Seymour had hoped to attend Harvard or Yale, but those Ivy League colleges did not accept women as undergraduates in the 1950s. Seymour believes now that Smith College, an all-women’s school in western Massachusetts, better prepared her to compete among men after her graduation. She graduated from Harvard Law in 1965 where a recruiter told her he had no interest in hiring women. She later became his firm’s first female lawyer. When she moved to Tulsa, Oklahoma in 1966, there were only five practicing female lawyers.
Upon her appointment to the Tenth Circuit U.S. Appeals Court in 1979, Judge Seymour became its first female judge, and later its first female chief judge. She assumed senior status in 2005.
Stephanie Seymour’s Advice to Girls and Women:
“You’ll have a lot easier time than I did.
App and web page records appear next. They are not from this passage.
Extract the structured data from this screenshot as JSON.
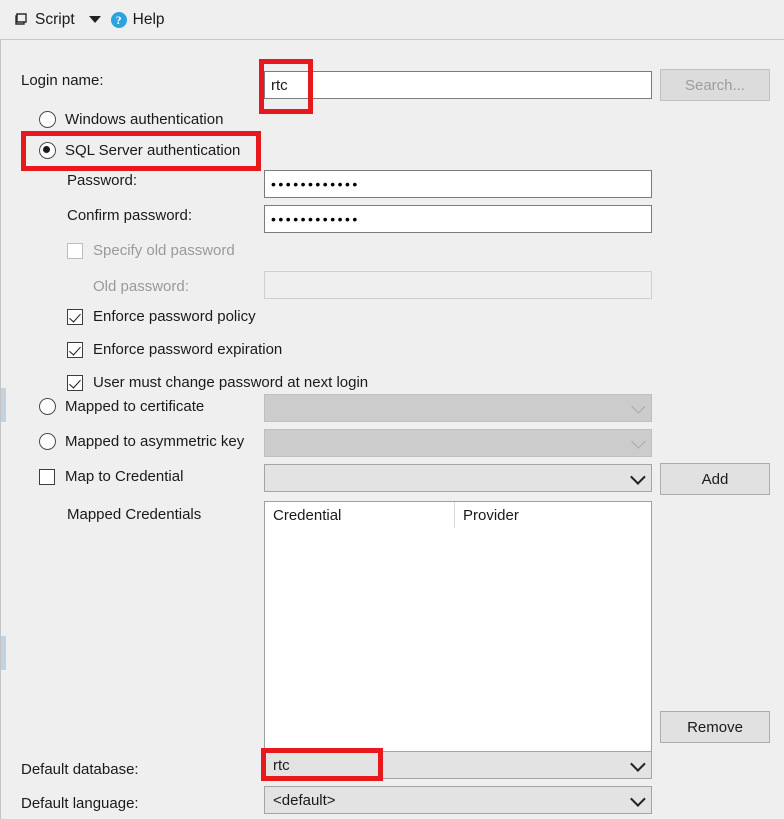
{
  "toolbar": {
    "script_label": "Script",
    "script_icon": "script-icon",
    "dropdown_icon": "chevron-down-icon",
    "help_label": "Help",
    "help_icon": "help-circle-icon"
  },
  "form": {
    "login_name_label": "Login name:",
    "login_name_value": "rtc",
    "search_button": "Search...",
    "windows_auth_label": "Windows authentication",
    "sql_auth_label": "SQL Server authentication",
    "password_label": "Password:",
    "password_value": "••••••••••••",
    "confirm_password_label": "Confirm password:",
    "confirm_password_value": "••••••••••••",
    "specify_old_password_label": "Specify old password",
    "old_password_label": "Old password:",
    "old_password_value": "",
    "enforce_policy_label": "Enforce password policy",
    "enforce_expiration_label": "Enforce password expiration",
    "must_change_label": "User must change password at next login",
    "mapped_certificate_label": "Mapped to certificate",
    "mapped_certificate_value": "",
    "mapped_asymmetric_label": "Mapped to asymmetric key",
    "mapped_asymmetric_value": "",
    "map_credential_label": "Map to Credential",
    "map_credential_value": "",
    "add_button": "Add",
    "remove_button": "Remove",
    "mapped_credentials_label": "Mapped Credentials",
    "credentials_columns": [
      "Credential",
      "Provider"
    ],
    "credentials_rows": [],
    "default_database_label": "Default database:",
    "default_database_value": "rtc",
    "default_language_label": "Default language:",
    "default_language_value": "<default>"
  },
  "selection": {
    "authentication_mode": "sql",
    "enforce_policy_checked": true,
    "enforce_expiration_checked": true,
    "must_change_checked": true,
    "specify_old_password_checked": false,
    "map_credential_checked": false
  },
  "annotations": {
    "color": "#e8191c",
    "boxes": [
      "login-name-value",
      "sql-server-authentication",
      "default-database-value"
    ]
  }
}
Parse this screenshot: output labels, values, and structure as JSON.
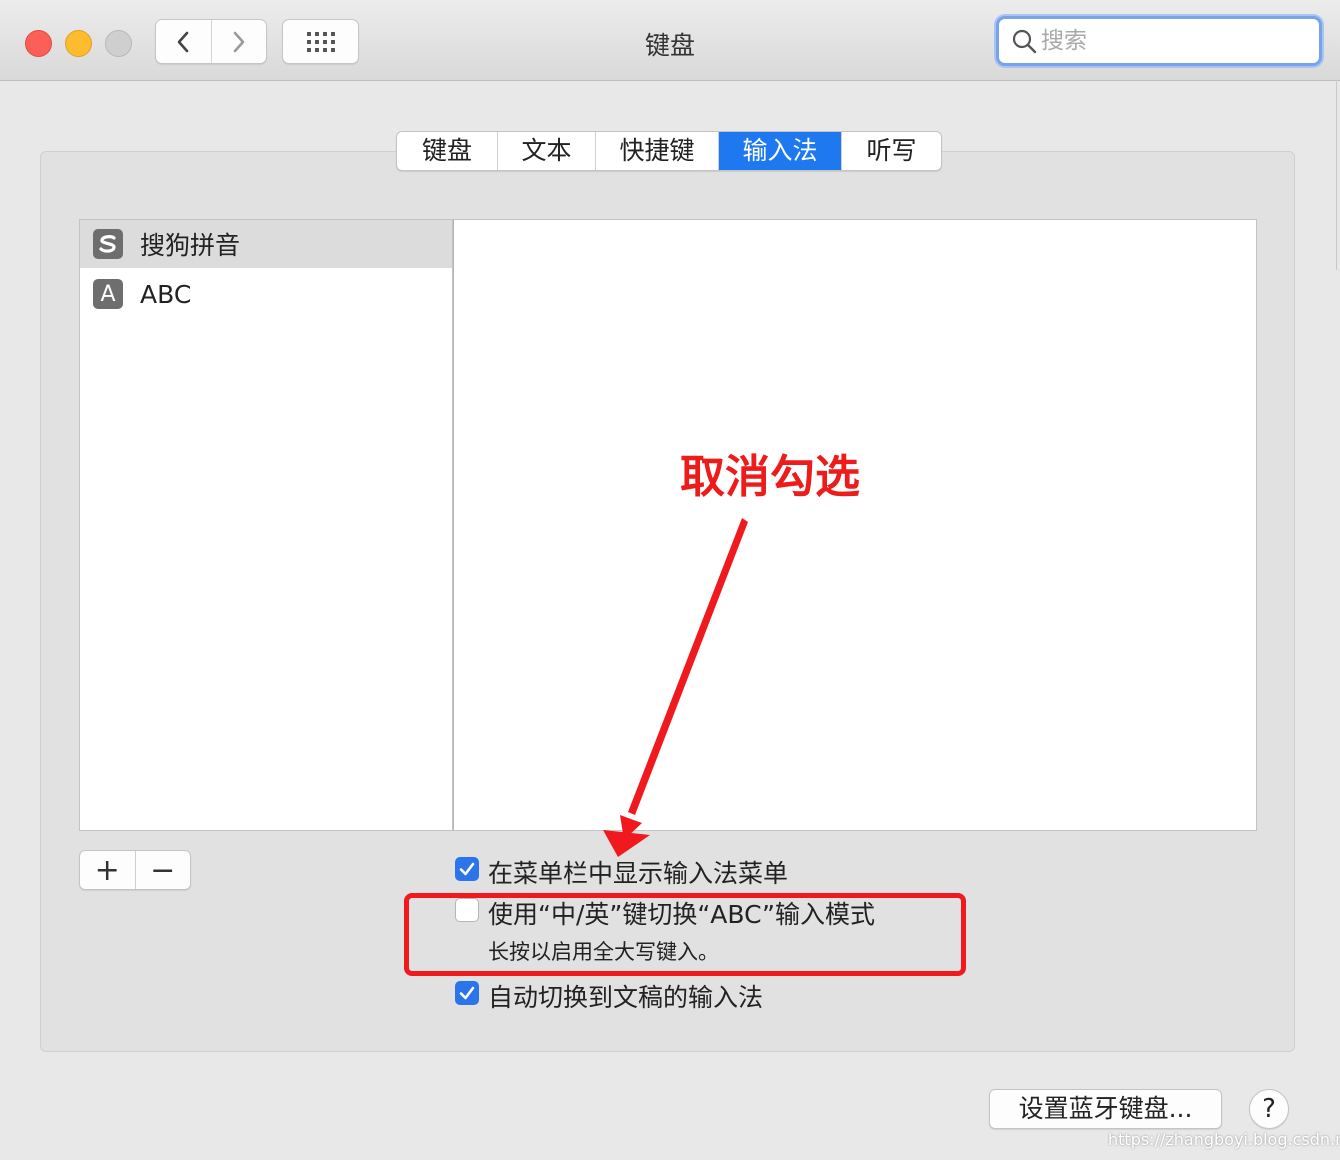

Because there are now a lot of women lawyers.
But I guess my message includes, “Don’t give up your family life,” because I had four children over time. I worked part-time. I worked four days a week for a number of years when I was a lawyer. I took off six months, there was no maternity leave back then. I just took off. But my work firm was always fine with that. They didn’t really know what to do with me, so I just sort of created rules as I went along. It is very possible to have a family life and practice law.
One of the things I say is there should be more women starting their own firms because then they would have control over that. But the system is much better than it used to be and a lot of firms have maternity leave. And if they don’t, you can take three months off without pay, under federal law now. So having a balanced life is great.”
— Stephanie SeymourChapter 14 Listen to Interview
Remembering and Celebrating Oklahoma’s Influential Women
Though the stories we shared today just barely scratch the surface of all of the many achievements of Oklahoma’s women, we hope the lessons passed on by these influential women inspire you to accomplish all you set out to do in life.
Thank you for your time and for enjoying this learning experience together with us. Educational content like this is only made possible by the generous support of readers and listeners like you. Gifts of any amount help us continue our mission to preserve and share the stories of Oklahomans one voice at a time.